Tracks of this family are symmetric, usually oval in shape and will show four digits in each foot. The heel pad is triangular and smaller than the sum of the area of the toes. The center two digits will be equal in length. The alignment of the canid digits often allows for an ‘X’ to be drawn between the heel pad and above digits 2 and 5. They tend to put more weight on the front of their foot than do the felines. The coyote track will often show sharp narrow claws, particularly on the center two digits. Each of the digits will point ahead and will not be splayed out. When you find the trail of a non domestic species you will observe a no-nonsense line of travel quite unlike that of a domestic dog.
The gray fox track is quite cat like and can be confused with that of the bobcat as it is almost round, similar in size and will not normally show claws.
Its track is considerably smaller than that of the coyote or the red fox and it may show a hair pattern in the floor of its tracks.

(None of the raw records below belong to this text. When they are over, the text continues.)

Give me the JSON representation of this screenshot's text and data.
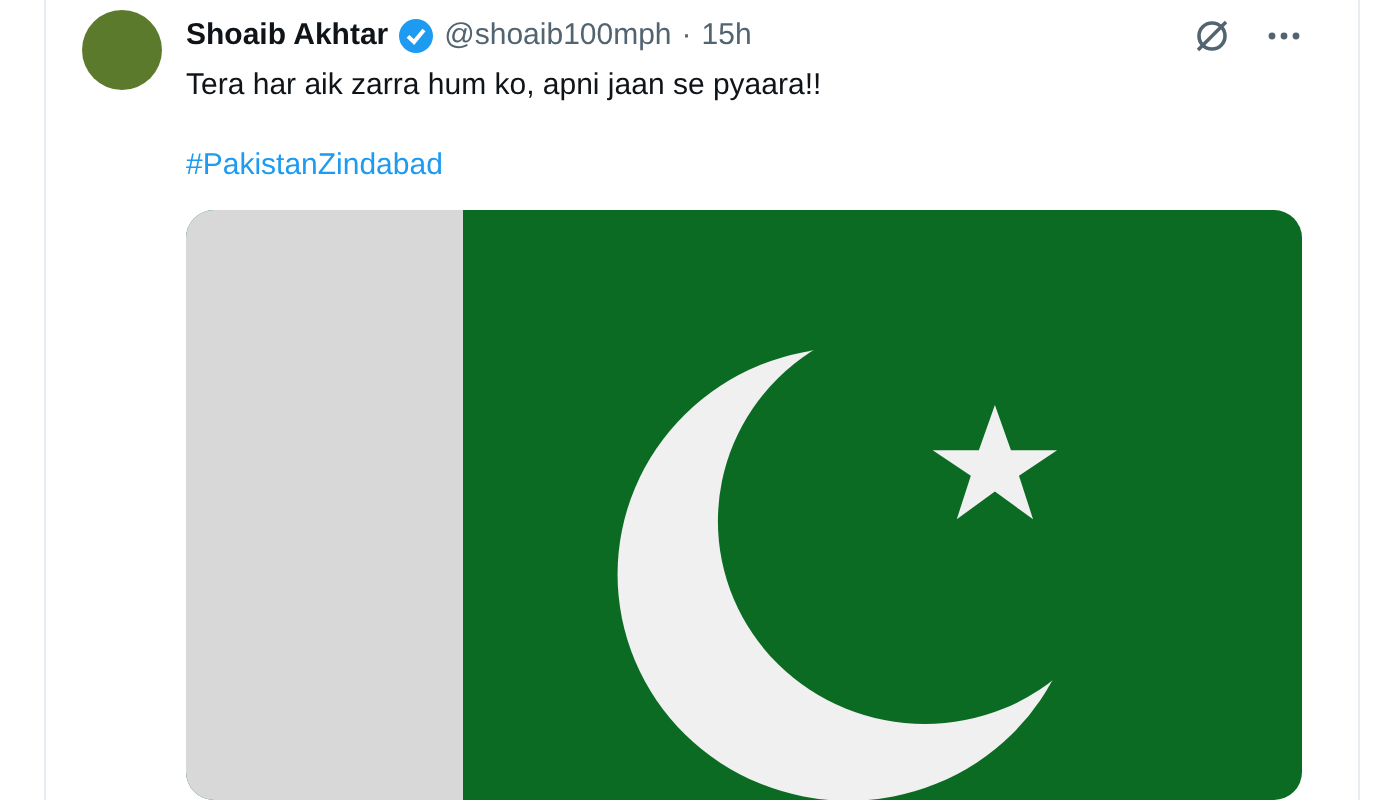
{
  "post": {
    "author": {
      "name": "Shoaib Akhtar",
      "verified": true,
      "handle": "@shoaib100mph",
      "separator": "·",
      "time": "15h"
    },
    "text": "Tera har aik zarra hum ko, apni jaan se pyaara!!",
    "hashtag": "#PakistanZindabad"
  }
}
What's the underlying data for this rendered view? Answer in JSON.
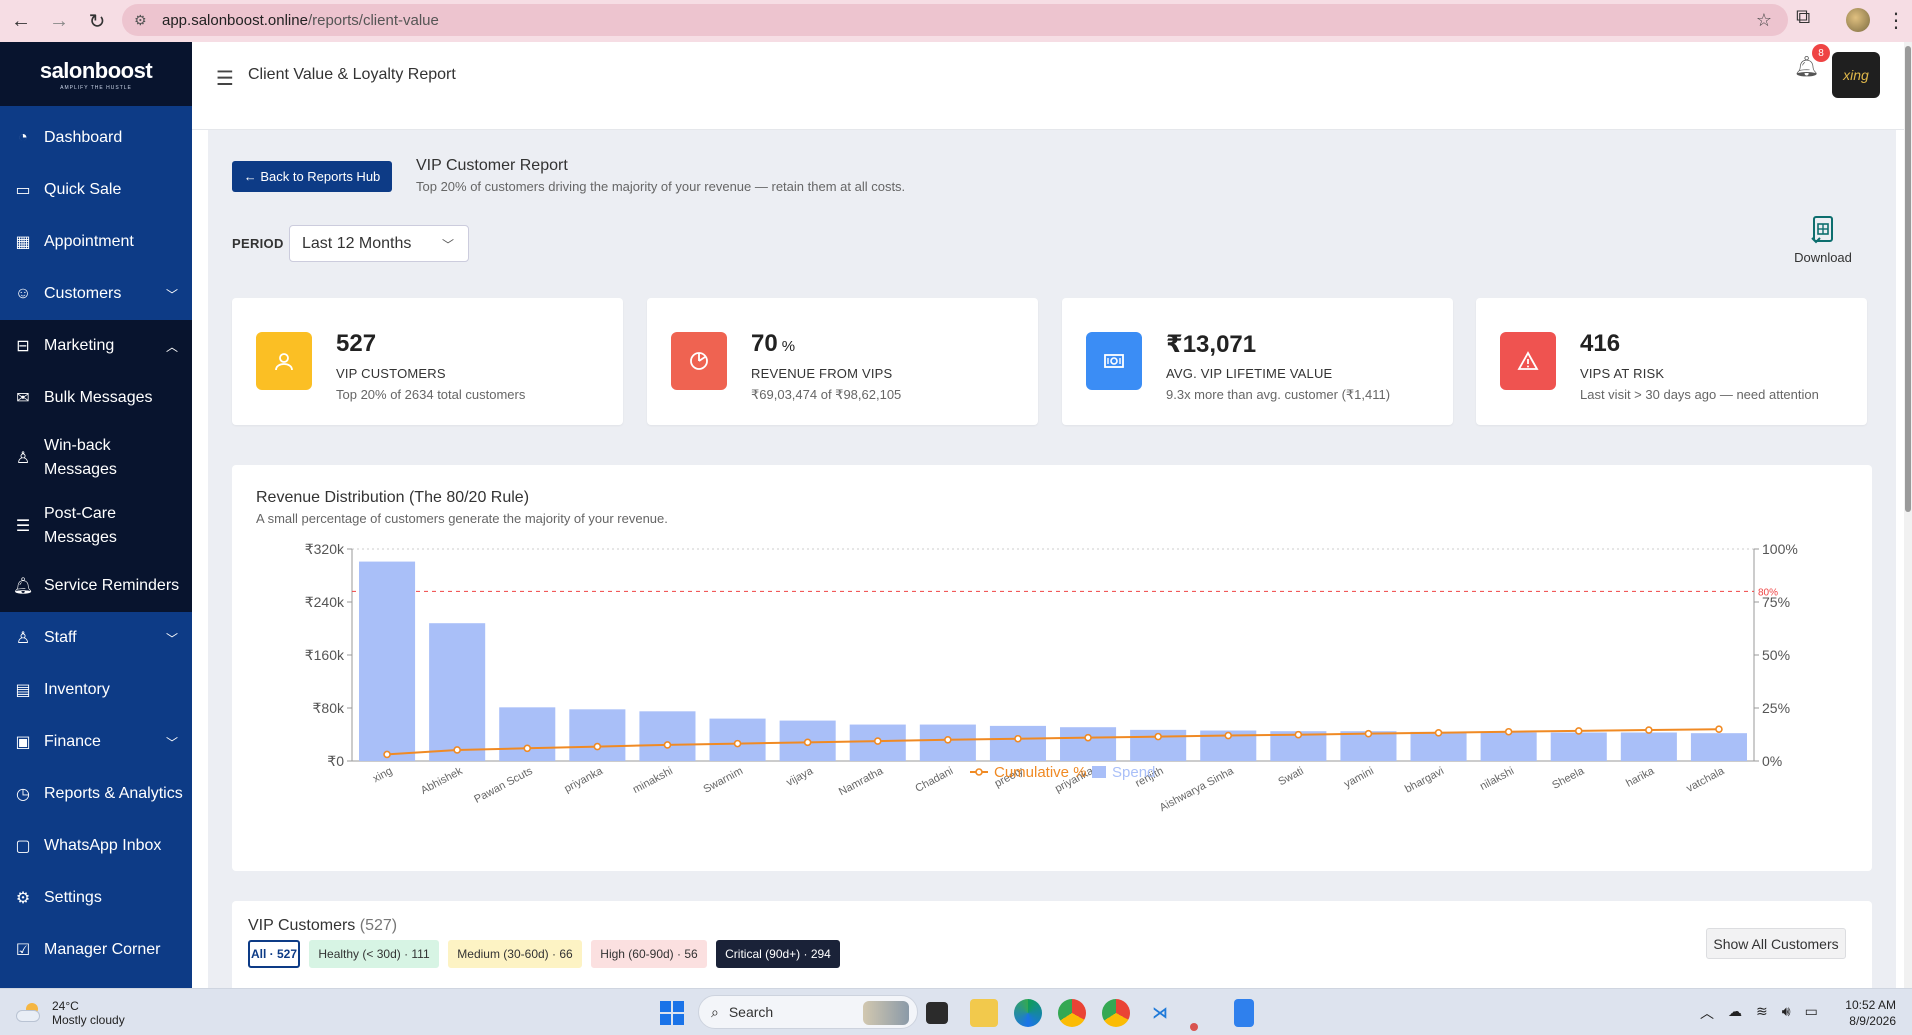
{
  "browser": {
    "url_host": "app.salonboost.online",
    "url_path": "/reports/client-value"
  },
  "brand": {
    "name": "salonboost",
    "tagline": "AMPLIFY THE HUSTLE"
  },
  "sidebar": {
    "items": [
      {
        "label": "Dashboard",
        "icon": "dashboard-icon"
      },
      {
        "label": "Quick Sale",
        "icon": "quick-sale-icon"
      },
      {
        "label": "Appointment",
        "icon": "calendar-icon"
      },
      {
        "label": "Customers",
        "icon": "users-icon",
        "chevron": "down"
      },
      {
        "label": "Marketing",
        "icon": "megaphone-icon",
        "chevron": "up"
      },
      {
        "label": "Bulk Messages",
        "icon": "envelope-icon"
      },
      {
        "label": "Win-back Messages",
        "icon": "user-return-icon"
      },
      {
        "label": "Post-Care Messages",
        "icon": "clipboard-icon"
      },
      {
        "label": "Service Reminders",
        "icon": "bell-icon"
      },
      {
        "label": "Staff",
        "icon": "staff-icon",
        "chevron": "down"
      },
      {
        "label": "Inventory",
        "icon": "boxes-icon"
      },
      {
        "label": "Finance",
        "icon": "finance-icon",
        "chevron": "down"
      },
      {
        "label": "Reports & Analytics",
        "icon": "analytics-icon"
      },
      {
        "label": "WhatsApp Inbox",
        "icon": "chat-icon"
      },
      {
        "label": "Settings",
        "icon": "gear-icon"
      },
      {
        "label": "Manager Corner",
        "icon": "checklist-icon"
      }
    ]
  },
  "header": {
    "title": "Client Value & Loyalty Report",
    "notification_count": "8",
    "avatar_text": "xing"
  },
  "report": {
    "back_label": "← Back to Reports Hub",
    "title": "VIP Customer Report",
    "subtitle": "Top 20% of customers driving the majority of your revenue — retain them at all costs.",
    "period_label": "PERIOD",
    "period_value": "Last 12 Months",
    "download_label": "Download"
  },
  "cards": [
    {
      "value": "527",
      "unit": "",
      "label": "VIP CUSTOMERS",
      "sub": "Top 20% of 2634 total customers",
      "color": "#fbbf24",
      "icon": "users-icon"
    },
    {
      "value": "70",
      "unit": "%",
      "label": "REVENUE FROM VIPS",
      "sub": "₹69,03,474 of ₹98,62,105",
      "color": "#ef6351",
      "icon": "pie-chart-icon"
    },
    {
      "value": "₹13,071",
      "unit": "",
      "label": "AVG. VIP LIFETIME VALUE",
      "sub": "9.3x more than avg. customer (₹1,411)",
      "color": "#3b8df5",
      "icon": "money-icon"
    },
    {
      "value": "416",
      "unit": "",
      "label": "VIPS AT RISK",
      "sub": "Last visit > 30 days ago — need attention",
      "color": "#ef5350",
      "icon": "warning-icon"
    }
  ],
  "chart": {
    "title": "Revenue Distribution (The 80/20 Rule)",
    "subtitle": "A small percentage of customers generate the majority of your revenue."
  },
  "chart_data": {
    "type": "bar",
    "categories": [
      "xing",
      "Abhishek",
      "Pawan Scuts",
      "priyanka",
      "minakshi",
      "Swarnim",
      "vijaya",
      "Namratha",
      "Chadani",
      "preety",
      "priyanka",
      "renjith",
      "Aishwarya Sinha",
      "Swati",
      "yamini",
      "bhargavi",
      "nilakshi",
      "Sheela",
      "harika",
      "vatchala"
    ],
    "series": [
      {
        "name": "Spend",
        "type": "bar",
        "axis": "left",
        "color": "#a9bff8",
        "values": [
          301000,
          208000,
          81000,
          78000,
          75000,
          64000,
          61000,
          55000,
          55000,
          53000,
          51000,
          47000,
          46000,
          45000,
          45000,
          44000,
          43000,
          43000,
          43000,
          42000
        ]
      },
      {
        "name": "Cumulative %",
        "type": "line",
        "axis": "right",
        "color": "#f08a24",
        "values": [
          3.1,
          5.2,
          6.0,
          6.8,
          7.6,
          8.2,
          8.8,
          9.4,
          10.0,
          10.5,
          11.0,
          11.5,
          12.0,
          12.4,
          12.9,
          13.3,
          13.8,
          14.2,
          14.6,
          15.0
        ]
      }
    ],
    "y_left": {
      "min": 0,
      "max": 320000,
      "ticks": [
        0,
        80000,
        160000,
        240000,
        320000
      ],
      "tick_labels": [
        "₹0",
        "₹80k",
        "₹160k",
        "₹240k",
        "₹320k"
      ]
    },
    "y_right": {
      "min": 0,
      "max": 100,
      "ticks": [
        0,
        25,
        50,
        75,
        100
      ],
      "tick_labels": [
        "0%",
        "25%",
        "50%",
        "75%",
        "100%"
      ]
    },
    "reference_line": {
      "value": 80,
      "axis": "right",
      "label": "80%",
      "color": "#ef4444"
    },
    "legend": [
      "Cumulative %",
      "Spend"
    ],
    "legend_position": "bottom-center",
    "grid": false
  },
  "vip_table": {
    "title": "VIP Customers",
    "count": "(527)",
    "filters": [
      {
        "label": "All · 527",
        "bg": "#ffffff",
        "fg": "#0d3b86",
        "border": "#0d3b86",
        "width": 52
      },
      {
        "label": "Healthy (< 30d) · 111",
        "bg": "#d7f4e4",
        "fg": "#333333",
        "border": "#d7f4e4",
        "width": 130
      },
      {
        "label": "Medium (30-60d) · 66",
        "bg": "#fdf3c4",
        "fg": "#333333",
        "border": "#fdf3c4",
        "width": 134
      },
      {
        "label": "High (60-90d) · 56",
        "bg": "#fbe0e0",
        "fg": "#333333",
        "border": "#fbe0e0",
        "width": 116
      },
      {
        "label": "Critical (90d+) · 294",
        "bg": "#1a2238",
        "fg": "#ffffff",
        "border": "#1a2238",
        "width": 124
      }
    ],
    "show_all_label": "Show All Customers"
  },
  "taskbar": {
    "temperature": "24°C",
    "weather": "Mostly cloudy",
    "search_placeholder": "Search",
    "time": "10:52 AM",
    "date": "8/9/2026"
  }
}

The red fox is uncommon in this county but its distinctive chevron shaped heel pad will make its identity certain.
Front~Rear: The front canine track is larger than the rear track and the full triangular heel pad will register. The rear track is smaller and that heel pad may not fully register. Frequently it appears as a wing or wing with two lobes. Also the rear track may appear to be more round than the front.
Right~Left: Often you can separate the right track from the left by looking at the angle of the bottom of the heel pad as it might slope upwards on the inside of the track. Looking at the position of the track within the pattern will also reveal which side you are seeing.
Gait: A trot or a walk are the most common gaits for members of this family.
The gray fox will direct register its track and its short legs result in a stride of only about 10".